TASK GOAL | Your task is to output every record exactly as it is given.

*** DATA RECORDS ***

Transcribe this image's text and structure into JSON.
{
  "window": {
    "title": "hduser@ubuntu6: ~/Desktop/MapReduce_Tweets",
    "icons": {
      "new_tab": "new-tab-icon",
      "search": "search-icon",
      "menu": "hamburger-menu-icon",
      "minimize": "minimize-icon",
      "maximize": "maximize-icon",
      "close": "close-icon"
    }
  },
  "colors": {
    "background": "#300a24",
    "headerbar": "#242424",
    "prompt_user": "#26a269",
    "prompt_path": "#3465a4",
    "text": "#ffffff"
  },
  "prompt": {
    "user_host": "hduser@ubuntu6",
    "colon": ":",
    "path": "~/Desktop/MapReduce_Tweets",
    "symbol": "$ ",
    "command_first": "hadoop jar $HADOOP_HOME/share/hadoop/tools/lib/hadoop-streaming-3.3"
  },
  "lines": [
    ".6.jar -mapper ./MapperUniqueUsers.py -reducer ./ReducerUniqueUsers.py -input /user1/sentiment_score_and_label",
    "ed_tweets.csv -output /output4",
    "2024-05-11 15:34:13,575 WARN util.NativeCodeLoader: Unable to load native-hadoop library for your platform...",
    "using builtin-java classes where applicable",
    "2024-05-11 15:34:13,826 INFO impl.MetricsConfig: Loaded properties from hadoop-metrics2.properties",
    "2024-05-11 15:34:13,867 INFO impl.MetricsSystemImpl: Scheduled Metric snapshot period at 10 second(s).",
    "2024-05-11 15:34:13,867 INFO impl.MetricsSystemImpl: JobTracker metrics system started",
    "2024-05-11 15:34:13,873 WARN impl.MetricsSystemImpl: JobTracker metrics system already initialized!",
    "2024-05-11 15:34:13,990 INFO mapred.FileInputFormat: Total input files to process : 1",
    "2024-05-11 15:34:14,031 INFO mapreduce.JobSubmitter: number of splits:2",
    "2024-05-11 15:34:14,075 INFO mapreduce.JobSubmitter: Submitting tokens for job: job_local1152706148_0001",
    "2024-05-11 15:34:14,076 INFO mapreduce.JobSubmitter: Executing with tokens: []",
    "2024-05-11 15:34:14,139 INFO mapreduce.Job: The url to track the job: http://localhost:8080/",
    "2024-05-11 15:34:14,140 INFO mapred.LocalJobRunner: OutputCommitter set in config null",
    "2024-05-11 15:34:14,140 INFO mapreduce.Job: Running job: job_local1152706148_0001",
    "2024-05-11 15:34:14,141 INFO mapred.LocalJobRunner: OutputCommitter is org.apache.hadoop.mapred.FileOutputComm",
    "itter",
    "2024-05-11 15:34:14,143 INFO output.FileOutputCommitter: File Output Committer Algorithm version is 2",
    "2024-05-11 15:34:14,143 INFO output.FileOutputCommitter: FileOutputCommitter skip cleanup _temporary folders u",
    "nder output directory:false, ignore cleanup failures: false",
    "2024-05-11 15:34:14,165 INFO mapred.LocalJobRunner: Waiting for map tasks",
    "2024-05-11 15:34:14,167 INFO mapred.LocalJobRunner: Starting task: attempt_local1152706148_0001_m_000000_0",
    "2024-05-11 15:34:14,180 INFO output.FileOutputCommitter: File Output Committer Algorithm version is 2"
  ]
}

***

YOUR RESPONSE |
Transcribe this image's text and structure into JSON.
{
  "window": {
    "title": "hduser@ubuntu6: ~/Desktop/MapReduce_Tweets",
    "icons": {
      "new_tab": "new-tab-icon",
      "search": "search-icon",
      "menu": "hamburger-menu-icon",
      "minimize": "minimize-icon",
      "maximize": "maximize-icon",
      "close": "close-icon"
    }
  },
  "colors": {
    "background": "#300a24",
    "headerbar": "#242424",
    "prompt_user": "#26a269",
    "prompt_path": "#3465a4",
    "text": "#ffffff"
  },
  "prompt": {
    "user_host": "hduser@ubuntu6",
    "colon": ":",
    "path": "~/Desktop/MapReduce_Tweets",
    "symbol": "$ ",
    "command_first": "hadoop jar $HADOOP_HOME/share/hadoop/tools/lib/hadoop-streaming-3.3"
  },
  "lines": [
    ".6.jar -mapper ./MapperUniqueUsers.py -reducer ./ReducerUniqueUsers.py -input /user1/sentiment_score_and_label",
    "ed_tweets.csv -output /output4",
    "2024-05-11 15:34:13,575 WARN util.NativeCodeLoader: Unable to load native-hadoop library for your platform...",
    "using builtin-java classes where applicable",
    "2024-05-11 15:34:13,826 INFO impl.MetricsConfig: Loaded properties from hadoop-metrics2.properties",
    "2024-05-11 15:34:13,867 INFO impl.MetricsSystemImpl: Scheduled Metric snapshot period at 10 second(s).",
    "2024-05-11 15:34:13,867 INFO impl.MetricsSystemImpl: JobTracker metrics system started",
    "2024-05-11 15:34:13,873 WARN impl.MetricsSystemImpl: JobTracker metrics system already initialized!",
    "2024-05-11 15:34:13,990 INFO mapred.FileInputFormat: Total input files to process : 1",
    "2024-05-11 15:34:14,031 INFO mapreduce.JobSubmitter: number of splits:2",
    "2024-05-11 15:34:14,075 INFO mapreduce.JobSubmitter: Submitting tokens for job: job_local1152706148_0001",
    "2024-05-11 15:34:14,076 INFO mapreduce.JobSubmitter: Executing with tokens: []",
    "2024-05-11 15:34:14,139 INFO mapreduce.Job: The url to track the job: http://localhost:8080/",
    "2024-05-11 15:34:14,140 INFO mapred.LocalJobRunner: OutputCommitter set in config null",
    "2024-05-11 15:34:14,140 INFO mapreduce.Job: Running job: job_local1152706148_0001",
    "2024-05-11 15:34:14,141 INFO mapred.LocalJobRunner: OutputCommitter is org.apache.hadoop.mapred.FileOutputComm",
    "itter",
    "2024-05-11 15:34:14,143 INFO output.FileOutputCommitter: File Output Committer Algorithm version is 2",
    "2024-05-11 15:34:14,143 INFO output.FileOutputCommitter: FileOutputCommitter skip cleanup _temporary folders u",
    "nder output directory:false, ignore cleanup failures: false",
    "2024-05-11 15:34:14,165 INFO mapred.LocalJobRunner: Waiting for map tasks",
    "2024-05-11 15:34:14,167 INFO mapred.LocalJobRunner: Starting task: attempt_local1152706148_0001_m_000000_0",
    "2024-05-11 15:34:14,180 INFO output.FileOutputCommitter: File Output Committer Algorithm version is 2"
  ]
}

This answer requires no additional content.